Scientists propose spin filter method for polarized electron acceleration in plasma wakefields
High-energy polarized electron beams are widely used in high-energy physics (linear colliders), nuclear physics and material science. However, such polarized electron beams are usually generated on conventional accelerators that are typically very large and expensive.
Recently, a research team from Shanghai Institute of Optics and Fine Mechanics of the Chinese Academy of Sciences (CAS) proposed a spin filter method for wakefiled acceleration of highly polarized electron beams. The concept promises an all optical approach to provide polarized electron sources in a cost-efficient and compact way. The study was published in Physical Review Applied.
A high-intensity laser or particle beam propagating into a pre-polarized target will drive a bubble wakefield to accelerate the electrons. During this process, electron spins precess in the bubble field.
By means of three-dimensional particle-in-cell simulations including spin dynamics, scientists found that the spin precession showed a unique dependence on the azimuthal angle in phase space for transversally polarized target. In particular, in a certain region of the phase space, the spin precession was significantly suppressed.
Therefore, they proposed an X-shaped filter to filter out the electrons of low polarization and let pass the highly polarized section.

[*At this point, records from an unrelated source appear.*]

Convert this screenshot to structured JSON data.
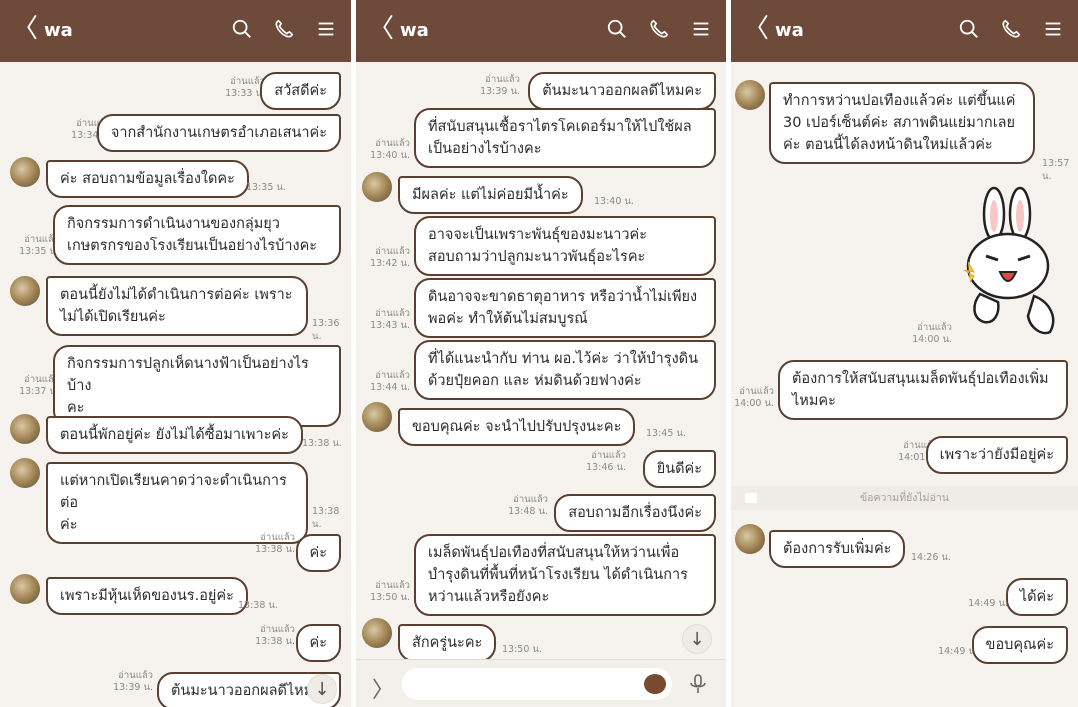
{
  "panels": [
    {
      "title": "wa",
      "messages": [
        {
          "text": "สวัสดีค่ะ",
          "read": "อ่านแล้ว",
          "time": "13:33 น."
        },
        {
          "text": "จากสำนักงานเกษตรอำเภอเสนาค่ะ",
          "read": "อ่านแล้ว",
          "time": "13:34 น."
        },
        {
          "text": "ค่ะ สอบถามข้อมูลเรื่องใดคะ",
          "time": "13:35 น."
        },
        {
          "text": "กิจกรรมการดำเนินงานของกลุ่มยุวเกษตรกรของโรงเรียนเป็นอย่างไรบ้างคะ",
          "line1": "กิจกรรมการดำเนินงานของกลุ่มยุว",
          "line2": "เกษตรกรของโรงเรียนเป็นอย่างไรบ้างคะ",
          "read": "อ่านแล้ว",
          "time": "13:35 น."
        },
        {
          "text": "ตอนนี้ยังไม่ได้ดำเนินการต่อค่ะ เพราะไม่ได้เปิดเรียนค่ะ",
          "line1": "ตอนนี้ยังไม่ได้ดำเนินการต่อค่ะ เพราะ",
          "line2": "ไม่ได้เปิดเรียนค่ะ",
          "time": "13:36 น."
        },
        {
          "text": "กิจกรรมการปลูกเห็ดนางฟ้าเป็นอย่างไรบ้างคะ",
          "line1": "กิจกรรมการปลูกเห็ดนางฟ้าเป็นอย่างไรบ้าง",
          "line2": "คะ",
          "read": "อ่านแล้ว",
          "time": "13:37 น."
        },
        {
          "text": "ตอนนี้พักอยู่ค่ะ ยังไม่ได้ซื้อมาเพาะค่ะ",
          "time": "13:38 น."
        },
        {
          "text": "แต่หากเปิดเรียนคาดว่าจะดำเนินการต่อค่ะ",
          "line1": "แต่หากเปิดเรียนคาดว่าจะดำเนินการต่อ",
          "line2": "ค่ะ",
          "time": "13:38 น."
        },
        {
          "text": "ค่ะ",
          "read": "อ่านแล้ว",
          "time": "13:38 น."
        },
        {
          "text": "เพราะมีหุ้นเห็ดของนร.อยู่ค่ะ",
          "time": "13:38 น."
        },
        {
          "text": "ค่ะ",
          "read": "อ่านแล้ว",
          "time": "13:38 น."
        },
        {
          "text": "ต้นมะนาวออกผลดีไหมค",
          "read": "อ่านแล้ว",
          "time": "13:39 น."
        }
      ]
    },
    {
      "title": "wa",
      "messages": [
        {
          "text": "ต้นมะนาวออกผลดีไหมคะ",
          "read": "อ่านแล้ว",
          "time": "13:39 น."
        },
        {
          "text": "ที่สนับสนุนเชื้อราไตรโคเดอร์มาให้ไปใช้ผลเป็นอย่างไรบ้างคะ",
          "line1": "ที่สนับสนุนเชื้อราไตรโคเดอร์มาให้ไปใช้ผล",
          "line2": "เป็นอย่างไรบ้างคะ",
          "read": "อ่านแล้ว",
          "time": "13:40 น."
        },
        {
          "text": "มีผลค่ะ แต่ไม่ค่อยมีน้ำค่ะ",
          "time": "13:40 น."
        },
        {
          "text": "อาจจะเป็นเพราะพันธุ์ของมะนาวค่ะ สอบถามว่าปลูกมะนาวพันธุ์อะไรคะ",
          "line1": "อาจจะเป็นเพราะพันธุ์ของมะนาวค่ะ",
          "line2": "สอบถามว่าปลูกมะนาวพันธุ์อะไรคะ",
          "read": "อ่านแล้ว",
          "time": "13:42 น."
        },
        {
          "text": "ดินอาจจะขาดธาตุอาหาร หรือว่าน้ำไม่เพียงพอค่ะ ทำให้ต้นไม่สมบูรณ์",
          "line1": "ดินอาจจะขาดธาตุอาหาร หรือว่าน้ำไม่เพียง",
          "line2": "พอค่ะ ทำให้ต้นไม่สมบูรณ์",
          "read": "อ่านแล้ว",
          "time": "13:43 น."
        },
        {
          "text": "ที่ได้แนะนำกับ ท่าน ผอ.ไว้ค่ะ ว่าให้บำรุงดินด้วยปุ๋ยคอก และ ห่มดินด้วยฟางค่ะ",
          "line1": "ที่ได้แนะนำกับ ท่าน ผอ.ไว้ค่ะ ว่าให้บำรุงดิน",
          "line2": "ด้วยปุ๋ยคอก และ ห่มดินด้วยฟางค่ะ",
          "read": "อ่านแล้ว",
          "time": "13:44 น."
        },
        {
          "text": "ขอบคุณค่ะ จะนำไปปรับปรุงนะคะ",
          "time": "13:45 น."
        },
        {
          "text": "ยินดีค่ะ",
          "read": "อ่านแล้ว",
          "time": "13:46 น."
        },
        {
          "text": "สอบถามอีกเรื่องนึงค่ะ",
          "read": "อ่านแล้ว",
          "time": "13:48 น."
        },
        {
          "text": "เมล็ดพันธุ์ปอเทืองที่สนับสนุนให้หว่านเพื่อบำรุงดินที่พื้นที่หน้าโรงเรียน ได้ดำเนินการหว่านแล้วหรือยังคะ",
          "line1": "เมล็ดพันธุ์ปอเทืองที่สนับสนุนให้หว่านเพื่อ",
          "line2": "บำรุงดินที่พื้นที่หน้าโรงเรียน ได้ดำเนินการ",
          "line3": "หว่านแล้วหรือยังคะ",
          "read": "อ่านแล้ว",
          "time": "13:50 น."
        },
        {
          "text": "สักครู่นะคะ",
          "time": "13:50 น."
        }
      ]
    },
    {
      "title": "wa",
      "messages": [
        {
          "text": "ทำการหว่านปอเทืองแล้วค่ะ แต่ขึ้นแค่ 30 เปอร์เซ็นต์ค่ะ สภาพดินแย่มากเลยค่ะ ตอนนี้ได้ลงหน้าดินใหม่แล้วค่ะ",
          "line1": "ทำการหว่านปอเทืองแล้วค่ะ แต่ขึ้นแค่",
          "line2": "30 เปอร์เซ็นต์ค่ะ สภาพดินแย่มากเลย",
          "line3": "ค่ะ ตอนนี้ได้ลงหน้าดินใหม่แล้วค่ะ",
          "time": "13:57 น."
        },
        {
          "sticker": "rabbit-sticker",
          "read": "อ่านแล้ว",
          "time": "14:00 น."
        },
        {
          "text": "ต้องการให้สนับสนุนเมล็ดพันธุ์ปอเทืองเพิ่มไหมคะ",
          "line1": "ต้องการให้สนับสนุนเมล็ดพันธุ์ปอเทืองเพิ่ม",
          "line2": "ไหมคะ",
          "read": "อ่านแล้ว",
          "time": "14:00 น."
        },
        {
          "text": "เพราะว่ายังมีอยู่ค่ะ",
          "read": "อ่านแล้ว",
          "time": "14:01 น."
        },
        {
          "text": "ต้องการรับเพิ่มค่ะ",
          "time": "14:26 น."
        },
        {
          "text": "ได้ค่ะ",
          "time": "14:49 น."
        },
        {
          "text": "ขอบคุณค่ะ",
          "time": "14:49 น."
        }
      ],
      "unread_label": "ข้อความที่ยังไม่อ่าน"
    }
  ],
  "icons": {
    "back": "back-arrow-icon",
    "search": "search-icon",
    "call": "phone-icon",
    "menu": "menu-icon",
    "scroll_down": "arrow-down-icon",
    "expand": "chevron-right-icon",
    "sticker": "sticker-icon",
    "mic": "mic-icon"
  },
  "glyphs": {
    "back": "〈",
    "down": "↓",
    "chevron": "〉"
  },
  "colors": {
    "header": "#6e4a3a",
    "bubble_border": "#5a4030",
    "background": "#f6f3ef"
  }
}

This simple method efficiently purified the beam polarization from about 35% to >80%.
The spin filter method was further benchmarked by simulations and the robustness was discussed in detail.
This idea relaxes the parameter limitations for obtaining highly polarized electron beam via wakefield acceleration and motivates the development of laser-driven polarized electron sources for potential applications such as future electron-positron colliders.